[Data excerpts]
☆ ☆ ☆ ☆ ☆
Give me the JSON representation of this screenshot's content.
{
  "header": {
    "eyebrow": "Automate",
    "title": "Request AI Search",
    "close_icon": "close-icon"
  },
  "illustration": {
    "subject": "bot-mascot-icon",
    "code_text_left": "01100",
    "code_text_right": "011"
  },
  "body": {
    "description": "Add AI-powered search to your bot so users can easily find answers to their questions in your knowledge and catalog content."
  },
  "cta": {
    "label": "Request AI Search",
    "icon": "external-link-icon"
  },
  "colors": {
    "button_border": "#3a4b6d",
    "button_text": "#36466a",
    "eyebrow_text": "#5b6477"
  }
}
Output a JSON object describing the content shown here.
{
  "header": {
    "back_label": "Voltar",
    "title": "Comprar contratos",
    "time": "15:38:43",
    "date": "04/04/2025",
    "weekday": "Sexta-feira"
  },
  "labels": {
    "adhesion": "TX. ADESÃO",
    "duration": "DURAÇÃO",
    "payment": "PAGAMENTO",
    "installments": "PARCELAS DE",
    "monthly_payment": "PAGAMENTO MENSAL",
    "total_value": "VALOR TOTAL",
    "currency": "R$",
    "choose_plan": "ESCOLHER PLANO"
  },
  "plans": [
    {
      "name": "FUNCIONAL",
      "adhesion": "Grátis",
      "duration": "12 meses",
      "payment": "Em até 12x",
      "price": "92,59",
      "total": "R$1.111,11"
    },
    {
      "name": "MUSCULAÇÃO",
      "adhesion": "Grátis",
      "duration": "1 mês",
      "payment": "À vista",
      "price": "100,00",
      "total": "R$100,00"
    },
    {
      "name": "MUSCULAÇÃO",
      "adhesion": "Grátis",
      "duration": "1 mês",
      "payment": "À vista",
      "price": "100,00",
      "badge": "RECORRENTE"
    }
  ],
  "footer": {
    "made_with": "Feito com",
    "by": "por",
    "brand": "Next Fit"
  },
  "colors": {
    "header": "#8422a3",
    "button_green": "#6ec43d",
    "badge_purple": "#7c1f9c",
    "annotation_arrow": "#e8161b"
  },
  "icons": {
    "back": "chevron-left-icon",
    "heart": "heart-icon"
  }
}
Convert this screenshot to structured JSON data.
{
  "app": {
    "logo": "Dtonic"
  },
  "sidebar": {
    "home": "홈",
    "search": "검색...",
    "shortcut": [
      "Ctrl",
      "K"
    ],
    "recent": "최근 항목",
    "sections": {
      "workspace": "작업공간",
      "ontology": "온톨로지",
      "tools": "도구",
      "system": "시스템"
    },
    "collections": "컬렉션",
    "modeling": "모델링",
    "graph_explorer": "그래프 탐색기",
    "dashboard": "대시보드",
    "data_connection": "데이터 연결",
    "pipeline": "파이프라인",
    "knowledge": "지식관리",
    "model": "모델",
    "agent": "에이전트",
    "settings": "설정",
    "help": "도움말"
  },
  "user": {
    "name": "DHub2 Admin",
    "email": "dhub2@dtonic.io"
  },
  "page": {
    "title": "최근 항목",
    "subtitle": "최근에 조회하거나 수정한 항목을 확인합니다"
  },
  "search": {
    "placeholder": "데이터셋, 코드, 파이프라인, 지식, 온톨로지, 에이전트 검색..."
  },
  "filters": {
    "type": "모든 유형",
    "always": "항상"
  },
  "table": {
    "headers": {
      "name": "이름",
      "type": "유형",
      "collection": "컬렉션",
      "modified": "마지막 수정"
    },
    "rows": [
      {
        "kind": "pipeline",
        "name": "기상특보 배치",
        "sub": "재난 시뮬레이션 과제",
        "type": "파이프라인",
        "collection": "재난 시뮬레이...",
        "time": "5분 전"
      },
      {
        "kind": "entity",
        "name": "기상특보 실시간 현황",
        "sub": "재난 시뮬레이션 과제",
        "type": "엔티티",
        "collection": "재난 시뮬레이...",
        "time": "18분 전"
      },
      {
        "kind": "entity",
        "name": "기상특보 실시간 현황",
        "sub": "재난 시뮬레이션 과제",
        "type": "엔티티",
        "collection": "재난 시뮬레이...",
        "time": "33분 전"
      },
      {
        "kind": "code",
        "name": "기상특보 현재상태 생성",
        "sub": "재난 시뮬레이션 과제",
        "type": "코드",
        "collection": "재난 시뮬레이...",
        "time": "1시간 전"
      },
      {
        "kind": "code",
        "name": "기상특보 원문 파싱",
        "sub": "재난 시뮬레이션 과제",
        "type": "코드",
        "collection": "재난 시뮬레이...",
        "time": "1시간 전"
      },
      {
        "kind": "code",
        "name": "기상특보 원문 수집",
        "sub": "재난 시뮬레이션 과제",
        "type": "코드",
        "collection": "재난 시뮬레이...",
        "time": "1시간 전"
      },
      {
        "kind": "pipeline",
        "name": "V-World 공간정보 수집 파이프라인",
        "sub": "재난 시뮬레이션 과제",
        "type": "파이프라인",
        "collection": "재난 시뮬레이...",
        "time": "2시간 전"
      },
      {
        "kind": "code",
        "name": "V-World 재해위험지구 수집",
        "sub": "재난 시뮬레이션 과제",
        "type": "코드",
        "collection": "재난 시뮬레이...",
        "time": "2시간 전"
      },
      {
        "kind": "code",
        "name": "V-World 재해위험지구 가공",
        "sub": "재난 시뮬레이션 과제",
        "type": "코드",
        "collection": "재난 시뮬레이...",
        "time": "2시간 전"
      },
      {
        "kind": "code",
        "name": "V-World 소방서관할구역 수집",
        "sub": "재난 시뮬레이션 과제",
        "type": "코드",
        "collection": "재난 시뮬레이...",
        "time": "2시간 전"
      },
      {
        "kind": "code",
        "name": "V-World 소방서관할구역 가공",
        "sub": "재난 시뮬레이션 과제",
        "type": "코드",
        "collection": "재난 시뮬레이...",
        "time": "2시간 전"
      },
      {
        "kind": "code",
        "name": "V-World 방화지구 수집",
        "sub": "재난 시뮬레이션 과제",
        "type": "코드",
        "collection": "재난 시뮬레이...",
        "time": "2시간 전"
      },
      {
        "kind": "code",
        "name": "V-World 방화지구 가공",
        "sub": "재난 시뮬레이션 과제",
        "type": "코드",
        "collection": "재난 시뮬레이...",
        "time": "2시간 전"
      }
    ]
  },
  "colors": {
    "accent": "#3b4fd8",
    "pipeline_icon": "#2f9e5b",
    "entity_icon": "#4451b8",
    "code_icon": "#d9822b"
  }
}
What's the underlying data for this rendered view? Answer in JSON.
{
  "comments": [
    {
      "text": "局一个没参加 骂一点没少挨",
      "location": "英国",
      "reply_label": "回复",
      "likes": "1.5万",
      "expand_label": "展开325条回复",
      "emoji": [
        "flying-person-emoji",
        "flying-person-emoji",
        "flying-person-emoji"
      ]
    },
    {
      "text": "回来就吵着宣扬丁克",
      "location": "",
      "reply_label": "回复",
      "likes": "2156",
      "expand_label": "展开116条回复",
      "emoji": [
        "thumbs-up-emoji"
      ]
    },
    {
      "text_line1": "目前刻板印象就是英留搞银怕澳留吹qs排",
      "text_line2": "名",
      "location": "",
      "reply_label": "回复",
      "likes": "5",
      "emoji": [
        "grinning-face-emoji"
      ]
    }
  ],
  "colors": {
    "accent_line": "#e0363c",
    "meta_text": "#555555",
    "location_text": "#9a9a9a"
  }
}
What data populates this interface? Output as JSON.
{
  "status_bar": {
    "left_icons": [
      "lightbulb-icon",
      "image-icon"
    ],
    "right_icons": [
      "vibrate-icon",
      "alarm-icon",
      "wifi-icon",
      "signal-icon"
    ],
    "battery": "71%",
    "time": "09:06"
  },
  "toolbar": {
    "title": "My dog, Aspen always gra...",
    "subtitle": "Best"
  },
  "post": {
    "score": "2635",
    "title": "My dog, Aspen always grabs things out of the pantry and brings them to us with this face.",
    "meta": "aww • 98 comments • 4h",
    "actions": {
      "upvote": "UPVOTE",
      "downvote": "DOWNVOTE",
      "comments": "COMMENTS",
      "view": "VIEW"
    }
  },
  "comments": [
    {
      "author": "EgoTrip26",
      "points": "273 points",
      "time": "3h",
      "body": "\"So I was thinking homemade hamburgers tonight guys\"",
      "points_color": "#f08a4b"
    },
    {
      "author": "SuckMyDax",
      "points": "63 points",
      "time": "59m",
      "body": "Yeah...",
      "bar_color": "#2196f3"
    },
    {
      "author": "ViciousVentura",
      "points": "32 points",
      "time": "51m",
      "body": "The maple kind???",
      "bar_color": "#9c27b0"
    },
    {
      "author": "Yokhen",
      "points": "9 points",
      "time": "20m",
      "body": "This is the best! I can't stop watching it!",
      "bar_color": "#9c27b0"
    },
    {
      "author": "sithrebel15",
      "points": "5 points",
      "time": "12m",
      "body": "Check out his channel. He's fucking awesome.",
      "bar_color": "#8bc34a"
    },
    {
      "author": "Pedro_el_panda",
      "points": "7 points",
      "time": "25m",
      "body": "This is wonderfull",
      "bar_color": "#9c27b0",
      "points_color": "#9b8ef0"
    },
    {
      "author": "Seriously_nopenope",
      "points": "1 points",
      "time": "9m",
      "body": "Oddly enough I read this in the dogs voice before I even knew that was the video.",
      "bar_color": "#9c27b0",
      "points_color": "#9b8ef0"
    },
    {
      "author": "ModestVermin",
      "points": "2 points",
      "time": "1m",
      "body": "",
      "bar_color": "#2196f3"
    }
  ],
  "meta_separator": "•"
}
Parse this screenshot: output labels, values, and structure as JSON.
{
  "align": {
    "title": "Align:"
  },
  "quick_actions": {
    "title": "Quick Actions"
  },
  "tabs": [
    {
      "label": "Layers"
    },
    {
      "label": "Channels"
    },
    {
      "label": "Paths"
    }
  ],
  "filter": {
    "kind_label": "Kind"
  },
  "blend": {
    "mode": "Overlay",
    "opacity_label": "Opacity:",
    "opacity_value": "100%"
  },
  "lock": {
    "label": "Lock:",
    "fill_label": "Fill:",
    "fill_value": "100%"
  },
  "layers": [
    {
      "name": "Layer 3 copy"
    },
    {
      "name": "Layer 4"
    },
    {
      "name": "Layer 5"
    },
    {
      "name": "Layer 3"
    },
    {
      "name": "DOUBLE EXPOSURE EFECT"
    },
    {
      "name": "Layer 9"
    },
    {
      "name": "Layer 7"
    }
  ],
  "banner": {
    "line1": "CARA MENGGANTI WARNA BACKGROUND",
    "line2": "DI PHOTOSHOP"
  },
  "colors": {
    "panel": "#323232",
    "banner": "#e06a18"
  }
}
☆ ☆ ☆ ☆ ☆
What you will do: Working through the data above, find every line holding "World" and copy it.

Completed exercise:
        "name": "V-World 공간정보 수집 파이프라인",
        "name": "V-World 재해위험지구 수집",
        "name": "V-World 재해위험지구 가공",
        "name": "V-World 소방서관할구역 수집",
        "name": "V-World 소방서관할구역 가공",
        "name": "V-World 방화지구 수집",
        "name": "V-World 방화지구 가공",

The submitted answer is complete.